Arthur Quarmby (Country Week, November 19) appears to suggest that “leet geen” was applicable only to women.
My understanding of “leet geen” is that it applied almost exclusively to men.
Its meaning being that the attention a man showed to any woman (in return for her favours) would be of little substance – light.
If the man was particularly “leet geen” then he would be described as being as “leet as a ‘ay seed” (light as a hay seed).
As the wind blows the hay seed from point to point in a random fashion, each point of contact with the ground equates to a “conquest” by the man.
From: Dorothy E Penso, Lastingham Terrace, York.
The comments from Mrs M Bamford and Angela M Holdsworth regarding “savoury Yorkshire pudding” are interesting and illustrate the local variations in this dish.
My grandmother’s version, which was passed down to her daughters and then to me, was called Season Pudding.
It was eaten when the Sunday roast was pork or, very occasionally, chicken. When I was young it was served as a first course with gravy.
I suppose it served the same purpose as Yorkshire pudding, filling hungry stomachs so that small portions of expensive meat would suffice.
I still use the same recipe using a large onion, chopped, a good handful of sage from the garden, chopped, bread pulled into small pieces (not bread crumbs), one or two eggs depending on the size of the pudding, and milk.
All the ingredients should be mixed together and left to stand so that the bread soaks up the liquid before it is cooked in the oven until the outside is crisp and the inside soft.
Sometimes during the war and the ensuing years it was made without precious egg and a little milk was “stretched” with water.
When our children and grandchildren eat with us, the season pudding is usually the most popular item on most plates.
From: David Hebb, Marklew Avenue, Grimsby.
Regarding your correspondents’ comments on the washday “posser”, my mother used the copper bell shaped head version, known to us as a “posher” which was just the noise it made when in use.
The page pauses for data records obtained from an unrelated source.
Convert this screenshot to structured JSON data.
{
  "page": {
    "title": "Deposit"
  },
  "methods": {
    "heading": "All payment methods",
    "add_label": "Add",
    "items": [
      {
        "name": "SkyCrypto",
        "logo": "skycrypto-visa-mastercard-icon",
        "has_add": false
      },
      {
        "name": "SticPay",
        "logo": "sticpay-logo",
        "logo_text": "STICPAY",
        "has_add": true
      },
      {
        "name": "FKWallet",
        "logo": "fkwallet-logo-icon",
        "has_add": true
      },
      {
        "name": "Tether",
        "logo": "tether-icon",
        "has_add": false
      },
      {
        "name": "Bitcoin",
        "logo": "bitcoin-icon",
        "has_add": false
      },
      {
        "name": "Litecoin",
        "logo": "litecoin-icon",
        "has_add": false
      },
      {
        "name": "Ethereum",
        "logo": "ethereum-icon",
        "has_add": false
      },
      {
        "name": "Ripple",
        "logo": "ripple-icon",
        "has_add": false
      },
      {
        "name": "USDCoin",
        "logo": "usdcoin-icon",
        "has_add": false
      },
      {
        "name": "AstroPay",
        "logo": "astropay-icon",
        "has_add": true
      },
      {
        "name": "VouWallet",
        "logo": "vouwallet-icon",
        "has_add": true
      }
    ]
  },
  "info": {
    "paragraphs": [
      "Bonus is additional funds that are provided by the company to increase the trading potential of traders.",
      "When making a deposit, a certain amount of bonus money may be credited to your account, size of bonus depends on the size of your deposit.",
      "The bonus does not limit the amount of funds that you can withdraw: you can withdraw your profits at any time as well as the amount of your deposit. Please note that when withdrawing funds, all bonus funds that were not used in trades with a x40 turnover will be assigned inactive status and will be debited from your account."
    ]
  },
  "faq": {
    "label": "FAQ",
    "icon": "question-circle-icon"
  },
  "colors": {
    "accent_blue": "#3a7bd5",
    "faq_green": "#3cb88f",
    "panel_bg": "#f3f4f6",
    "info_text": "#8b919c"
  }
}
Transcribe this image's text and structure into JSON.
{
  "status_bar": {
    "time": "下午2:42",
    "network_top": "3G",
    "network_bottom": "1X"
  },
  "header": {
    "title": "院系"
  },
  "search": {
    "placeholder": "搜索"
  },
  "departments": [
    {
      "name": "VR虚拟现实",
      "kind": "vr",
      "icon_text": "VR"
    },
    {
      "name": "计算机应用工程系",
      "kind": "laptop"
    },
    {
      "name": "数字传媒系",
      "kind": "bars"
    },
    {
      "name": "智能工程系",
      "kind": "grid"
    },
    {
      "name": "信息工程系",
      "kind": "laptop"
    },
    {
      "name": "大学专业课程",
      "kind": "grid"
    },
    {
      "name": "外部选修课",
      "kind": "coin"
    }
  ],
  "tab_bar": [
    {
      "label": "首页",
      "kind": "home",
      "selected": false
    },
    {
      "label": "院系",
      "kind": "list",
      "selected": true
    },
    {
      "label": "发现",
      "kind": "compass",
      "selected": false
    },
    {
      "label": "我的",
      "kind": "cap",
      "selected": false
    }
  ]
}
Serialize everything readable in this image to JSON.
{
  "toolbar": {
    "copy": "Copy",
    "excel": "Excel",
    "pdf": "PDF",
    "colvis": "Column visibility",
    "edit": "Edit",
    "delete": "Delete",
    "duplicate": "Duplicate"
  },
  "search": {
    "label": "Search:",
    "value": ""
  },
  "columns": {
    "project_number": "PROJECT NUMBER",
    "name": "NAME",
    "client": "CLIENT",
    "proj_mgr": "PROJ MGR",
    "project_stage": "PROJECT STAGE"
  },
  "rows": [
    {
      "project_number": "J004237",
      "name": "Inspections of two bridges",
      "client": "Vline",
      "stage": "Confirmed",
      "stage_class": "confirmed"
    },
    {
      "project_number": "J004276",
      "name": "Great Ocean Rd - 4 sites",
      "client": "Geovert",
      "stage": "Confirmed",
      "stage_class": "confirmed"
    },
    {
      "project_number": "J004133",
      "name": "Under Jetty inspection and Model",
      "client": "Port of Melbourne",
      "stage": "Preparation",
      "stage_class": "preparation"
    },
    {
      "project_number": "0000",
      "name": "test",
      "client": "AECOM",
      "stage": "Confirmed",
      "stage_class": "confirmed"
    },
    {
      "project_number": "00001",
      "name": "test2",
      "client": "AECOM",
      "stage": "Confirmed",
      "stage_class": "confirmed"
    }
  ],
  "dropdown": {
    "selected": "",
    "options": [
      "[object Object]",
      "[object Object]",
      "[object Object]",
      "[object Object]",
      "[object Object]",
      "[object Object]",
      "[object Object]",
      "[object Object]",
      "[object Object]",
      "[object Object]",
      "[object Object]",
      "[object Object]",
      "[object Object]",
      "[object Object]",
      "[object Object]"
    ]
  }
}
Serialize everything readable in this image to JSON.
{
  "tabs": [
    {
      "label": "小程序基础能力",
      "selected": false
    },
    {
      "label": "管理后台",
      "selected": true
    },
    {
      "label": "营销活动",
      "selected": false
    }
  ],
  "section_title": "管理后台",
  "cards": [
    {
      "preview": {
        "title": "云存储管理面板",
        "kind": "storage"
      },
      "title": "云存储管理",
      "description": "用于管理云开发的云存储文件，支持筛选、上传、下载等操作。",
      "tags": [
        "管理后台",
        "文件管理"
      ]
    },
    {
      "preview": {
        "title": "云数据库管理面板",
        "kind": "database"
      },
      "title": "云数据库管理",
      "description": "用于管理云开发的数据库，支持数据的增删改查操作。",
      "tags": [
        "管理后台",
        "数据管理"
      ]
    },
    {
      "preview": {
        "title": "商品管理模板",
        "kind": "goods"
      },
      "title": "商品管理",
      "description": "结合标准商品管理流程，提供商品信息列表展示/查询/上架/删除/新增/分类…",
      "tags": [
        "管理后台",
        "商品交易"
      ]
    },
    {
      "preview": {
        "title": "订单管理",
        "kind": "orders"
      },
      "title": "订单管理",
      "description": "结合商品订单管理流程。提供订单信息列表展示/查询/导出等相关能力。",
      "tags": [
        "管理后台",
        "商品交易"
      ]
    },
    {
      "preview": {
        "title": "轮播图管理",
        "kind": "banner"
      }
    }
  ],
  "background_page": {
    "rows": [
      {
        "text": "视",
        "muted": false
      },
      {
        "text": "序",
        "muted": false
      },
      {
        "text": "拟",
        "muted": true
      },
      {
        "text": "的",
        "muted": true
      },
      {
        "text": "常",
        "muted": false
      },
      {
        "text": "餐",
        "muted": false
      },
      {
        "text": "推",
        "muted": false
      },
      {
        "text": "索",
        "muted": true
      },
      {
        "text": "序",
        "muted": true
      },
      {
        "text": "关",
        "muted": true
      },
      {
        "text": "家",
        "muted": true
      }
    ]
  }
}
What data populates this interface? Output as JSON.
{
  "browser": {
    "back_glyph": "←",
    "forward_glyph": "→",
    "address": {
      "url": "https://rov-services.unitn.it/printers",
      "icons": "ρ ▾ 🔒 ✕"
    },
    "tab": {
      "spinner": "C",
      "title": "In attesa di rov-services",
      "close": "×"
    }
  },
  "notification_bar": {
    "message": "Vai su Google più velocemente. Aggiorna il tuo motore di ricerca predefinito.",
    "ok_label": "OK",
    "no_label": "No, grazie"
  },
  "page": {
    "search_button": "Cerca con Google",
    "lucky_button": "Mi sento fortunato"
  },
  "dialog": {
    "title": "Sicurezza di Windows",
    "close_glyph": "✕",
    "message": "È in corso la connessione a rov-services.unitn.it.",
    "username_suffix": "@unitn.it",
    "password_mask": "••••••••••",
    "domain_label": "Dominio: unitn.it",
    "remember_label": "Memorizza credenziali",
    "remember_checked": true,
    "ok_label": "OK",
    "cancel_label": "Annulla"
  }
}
However the three-legged stool version with a T-Bar handle was always known as the “Dolly Pegs”.